Where do a zebra's stripes, a leopard's spots and our fingers come from? The key was found years ago – by the man who cracked the Enigma code.
The breaking of the Enigma Code is one of the most interesting stories in the history of computing—but it's not necessarily easy to get your head around. Fortunately, this video provides an amazingly straightforward explanation of how the code was cracked.
Yesterday we told you about the world's greatest Agent Coulson action figure. At the time, we called it the world's greatest action figure. But AF-Coulson would do well to watch his back; over on deviantART, graphic artist datazoid has put together a series of digitally painted "Heroes of Science" action figures…
Sixty years ago, Alan Turing sat down to write a computer algorithm which could play a human at chess. Sadly, he never got to see it running on a computer, but now it's been coded up and who better to pit it against than... Garry Kasparov? Gulp.

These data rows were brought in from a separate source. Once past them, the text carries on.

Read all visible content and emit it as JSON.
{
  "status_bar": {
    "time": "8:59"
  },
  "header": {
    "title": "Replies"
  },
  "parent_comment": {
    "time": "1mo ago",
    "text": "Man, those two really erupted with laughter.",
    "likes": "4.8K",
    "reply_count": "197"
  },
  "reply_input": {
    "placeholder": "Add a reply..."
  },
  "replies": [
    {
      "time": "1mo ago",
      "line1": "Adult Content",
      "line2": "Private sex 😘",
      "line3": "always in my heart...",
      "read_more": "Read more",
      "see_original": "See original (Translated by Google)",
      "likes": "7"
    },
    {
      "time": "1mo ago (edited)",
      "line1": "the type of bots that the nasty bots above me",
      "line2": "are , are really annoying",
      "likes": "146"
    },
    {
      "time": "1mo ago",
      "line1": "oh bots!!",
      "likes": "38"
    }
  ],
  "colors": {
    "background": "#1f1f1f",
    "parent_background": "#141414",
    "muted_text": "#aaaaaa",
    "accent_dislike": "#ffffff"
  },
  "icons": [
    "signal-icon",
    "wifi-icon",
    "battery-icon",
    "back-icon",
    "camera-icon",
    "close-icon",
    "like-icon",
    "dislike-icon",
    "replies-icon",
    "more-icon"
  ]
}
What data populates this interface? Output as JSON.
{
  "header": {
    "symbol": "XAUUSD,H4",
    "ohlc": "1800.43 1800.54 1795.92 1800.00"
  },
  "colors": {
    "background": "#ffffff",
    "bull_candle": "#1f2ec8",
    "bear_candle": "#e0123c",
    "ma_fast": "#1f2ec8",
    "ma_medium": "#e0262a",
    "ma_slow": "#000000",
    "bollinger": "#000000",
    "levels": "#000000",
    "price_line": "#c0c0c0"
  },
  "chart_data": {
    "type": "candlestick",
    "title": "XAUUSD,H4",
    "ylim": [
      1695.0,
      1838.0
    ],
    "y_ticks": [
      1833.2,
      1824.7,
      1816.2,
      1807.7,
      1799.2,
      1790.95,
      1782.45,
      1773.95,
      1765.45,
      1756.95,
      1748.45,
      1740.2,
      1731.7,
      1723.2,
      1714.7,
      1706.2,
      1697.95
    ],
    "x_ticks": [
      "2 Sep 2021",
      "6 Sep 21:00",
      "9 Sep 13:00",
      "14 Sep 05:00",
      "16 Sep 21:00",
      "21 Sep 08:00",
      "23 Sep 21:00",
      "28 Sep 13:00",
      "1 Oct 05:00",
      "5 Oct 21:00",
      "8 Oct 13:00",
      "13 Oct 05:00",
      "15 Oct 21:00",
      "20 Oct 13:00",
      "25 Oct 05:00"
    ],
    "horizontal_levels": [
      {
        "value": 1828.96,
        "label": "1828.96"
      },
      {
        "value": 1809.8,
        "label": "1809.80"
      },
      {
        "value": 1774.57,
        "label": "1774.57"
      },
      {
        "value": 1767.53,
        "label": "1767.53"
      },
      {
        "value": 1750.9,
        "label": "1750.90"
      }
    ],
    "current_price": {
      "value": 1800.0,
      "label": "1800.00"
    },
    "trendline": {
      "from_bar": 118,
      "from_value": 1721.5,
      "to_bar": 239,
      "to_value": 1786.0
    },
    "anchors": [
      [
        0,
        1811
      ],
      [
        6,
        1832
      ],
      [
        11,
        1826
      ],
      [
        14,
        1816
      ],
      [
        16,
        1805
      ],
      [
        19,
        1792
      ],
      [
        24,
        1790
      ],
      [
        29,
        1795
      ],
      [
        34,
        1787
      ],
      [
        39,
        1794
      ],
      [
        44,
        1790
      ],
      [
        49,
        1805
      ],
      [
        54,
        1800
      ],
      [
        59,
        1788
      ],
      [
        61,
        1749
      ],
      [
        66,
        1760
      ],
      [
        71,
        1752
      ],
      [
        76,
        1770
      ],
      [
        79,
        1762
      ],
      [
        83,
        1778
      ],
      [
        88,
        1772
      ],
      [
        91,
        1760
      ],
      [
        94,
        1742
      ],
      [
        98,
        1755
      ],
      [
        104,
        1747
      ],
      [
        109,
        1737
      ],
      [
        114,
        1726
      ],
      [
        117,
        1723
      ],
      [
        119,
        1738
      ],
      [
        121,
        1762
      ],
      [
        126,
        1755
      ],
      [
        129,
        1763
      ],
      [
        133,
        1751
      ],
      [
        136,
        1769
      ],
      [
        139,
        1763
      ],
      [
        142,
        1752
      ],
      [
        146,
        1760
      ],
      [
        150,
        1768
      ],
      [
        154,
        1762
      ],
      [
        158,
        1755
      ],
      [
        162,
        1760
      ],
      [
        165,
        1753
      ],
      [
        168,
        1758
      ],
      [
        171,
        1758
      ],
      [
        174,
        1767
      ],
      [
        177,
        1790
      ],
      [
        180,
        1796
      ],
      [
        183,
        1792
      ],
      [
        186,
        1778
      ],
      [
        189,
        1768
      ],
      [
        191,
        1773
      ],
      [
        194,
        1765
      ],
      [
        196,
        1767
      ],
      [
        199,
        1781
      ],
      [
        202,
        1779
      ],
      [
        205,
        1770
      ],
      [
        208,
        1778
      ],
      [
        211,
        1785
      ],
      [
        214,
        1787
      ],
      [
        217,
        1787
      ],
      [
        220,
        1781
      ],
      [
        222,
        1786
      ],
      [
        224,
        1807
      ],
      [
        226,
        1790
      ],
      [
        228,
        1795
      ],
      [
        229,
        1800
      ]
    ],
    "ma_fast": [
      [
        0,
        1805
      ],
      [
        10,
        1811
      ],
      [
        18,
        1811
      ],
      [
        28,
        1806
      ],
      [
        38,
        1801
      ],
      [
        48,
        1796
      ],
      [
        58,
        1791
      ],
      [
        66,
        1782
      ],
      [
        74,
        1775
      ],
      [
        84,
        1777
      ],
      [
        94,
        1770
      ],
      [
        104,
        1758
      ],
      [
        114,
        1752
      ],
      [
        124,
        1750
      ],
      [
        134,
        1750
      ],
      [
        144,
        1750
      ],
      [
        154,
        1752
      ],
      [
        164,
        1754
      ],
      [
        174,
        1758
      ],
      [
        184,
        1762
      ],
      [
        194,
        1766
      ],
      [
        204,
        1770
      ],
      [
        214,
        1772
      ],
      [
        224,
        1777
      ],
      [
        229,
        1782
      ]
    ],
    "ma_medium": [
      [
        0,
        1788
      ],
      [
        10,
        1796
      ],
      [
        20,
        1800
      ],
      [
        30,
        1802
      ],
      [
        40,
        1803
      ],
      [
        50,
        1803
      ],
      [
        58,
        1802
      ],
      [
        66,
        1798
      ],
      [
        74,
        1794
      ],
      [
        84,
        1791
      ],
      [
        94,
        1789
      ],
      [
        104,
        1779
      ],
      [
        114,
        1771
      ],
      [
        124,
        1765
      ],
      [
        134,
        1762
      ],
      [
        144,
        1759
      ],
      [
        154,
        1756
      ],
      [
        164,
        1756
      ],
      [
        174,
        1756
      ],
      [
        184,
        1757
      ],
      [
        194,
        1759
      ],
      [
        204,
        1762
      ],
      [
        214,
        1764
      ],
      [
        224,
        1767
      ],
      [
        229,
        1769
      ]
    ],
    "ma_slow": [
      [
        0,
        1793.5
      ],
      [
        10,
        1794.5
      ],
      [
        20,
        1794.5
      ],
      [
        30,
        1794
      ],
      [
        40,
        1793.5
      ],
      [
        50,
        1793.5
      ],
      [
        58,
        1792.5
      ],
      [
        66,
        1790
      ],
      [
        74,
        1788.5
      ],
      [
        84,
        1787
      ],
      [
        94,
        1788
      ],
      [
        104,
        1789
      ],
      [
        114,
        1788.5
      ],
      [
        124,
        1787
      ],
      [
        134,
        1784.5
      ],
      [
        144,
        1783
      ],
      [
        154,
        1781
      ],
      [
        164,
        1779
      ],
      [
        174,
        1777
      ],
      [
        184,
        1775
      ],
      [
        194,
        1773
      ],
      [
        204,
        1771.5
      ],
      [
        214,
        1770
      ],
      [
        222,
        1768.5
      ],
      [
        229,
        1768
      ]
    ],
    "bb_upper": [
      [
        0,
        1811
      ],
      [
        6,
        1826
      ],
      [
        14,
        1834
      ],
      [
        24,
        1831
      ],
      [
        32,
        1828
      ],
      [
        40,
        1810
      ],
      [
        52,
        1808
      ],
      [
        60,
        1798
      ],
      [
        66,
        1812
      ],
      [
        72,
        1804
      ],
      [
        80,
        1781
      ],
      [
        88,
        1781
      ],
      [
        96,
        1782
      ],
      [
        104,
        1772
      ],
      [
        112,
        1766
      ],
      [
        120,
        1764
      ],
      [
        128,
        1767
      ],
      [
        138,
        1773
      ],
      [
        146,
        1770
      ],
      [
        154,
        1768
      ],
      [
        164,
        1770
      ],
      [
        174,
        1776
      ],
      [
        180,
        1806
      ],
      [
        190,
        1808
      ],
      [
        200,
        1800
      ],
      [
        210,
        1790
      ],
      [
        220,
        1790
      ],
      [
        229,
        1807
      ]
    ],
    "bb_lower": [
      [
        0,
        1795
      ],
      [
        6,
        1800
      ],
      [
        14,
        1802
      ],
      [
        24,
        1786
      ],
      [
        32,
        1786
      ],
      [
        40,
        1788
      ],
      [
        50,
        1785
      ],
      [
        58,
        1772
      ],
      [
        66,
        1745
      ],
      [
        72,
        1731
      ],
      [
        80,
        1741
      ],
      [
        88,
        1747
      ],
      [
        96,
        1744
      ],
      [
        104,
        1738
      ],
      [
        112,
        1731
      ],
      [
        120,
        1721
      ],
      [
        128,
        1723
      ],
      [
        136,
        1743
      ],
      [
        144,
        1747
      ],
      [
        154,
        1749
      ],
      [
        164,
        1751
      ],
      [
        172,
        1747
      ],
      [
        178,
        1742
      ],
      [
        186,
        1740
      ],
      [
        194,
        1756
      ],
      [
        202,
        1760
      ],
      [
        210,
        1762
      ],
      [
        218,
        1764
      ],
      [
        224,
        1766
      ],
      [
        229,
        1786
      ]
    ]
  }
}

Mike Davey wanted to build a real Turing machine, but unfortunately he could not find the infinitely long tape required for the project. His solution? Using 1000 feet of white 35mm film leader and a dry erase marker. Result? Brilliance.
Today's Dilbert cartoon reminds me of Addy's brilliant story about Zoltan, the man who married a robot made with a sex doll, hacked teledildonics, and A.L.I.C.E., the artificial intelligence software that makes her brains. Some people made fun of Zoltan, but this cartoon shows a simple fact: many humans, bosses,…
You know those anti-spam tests that make you enter funny characters to prove you're a human? Well, non-humans can finally fake their way into systems using the "Completely Automated Public Turing test to tell Computers and Humans Apart" too—even Yahoo's pretty secure system, according to new reports.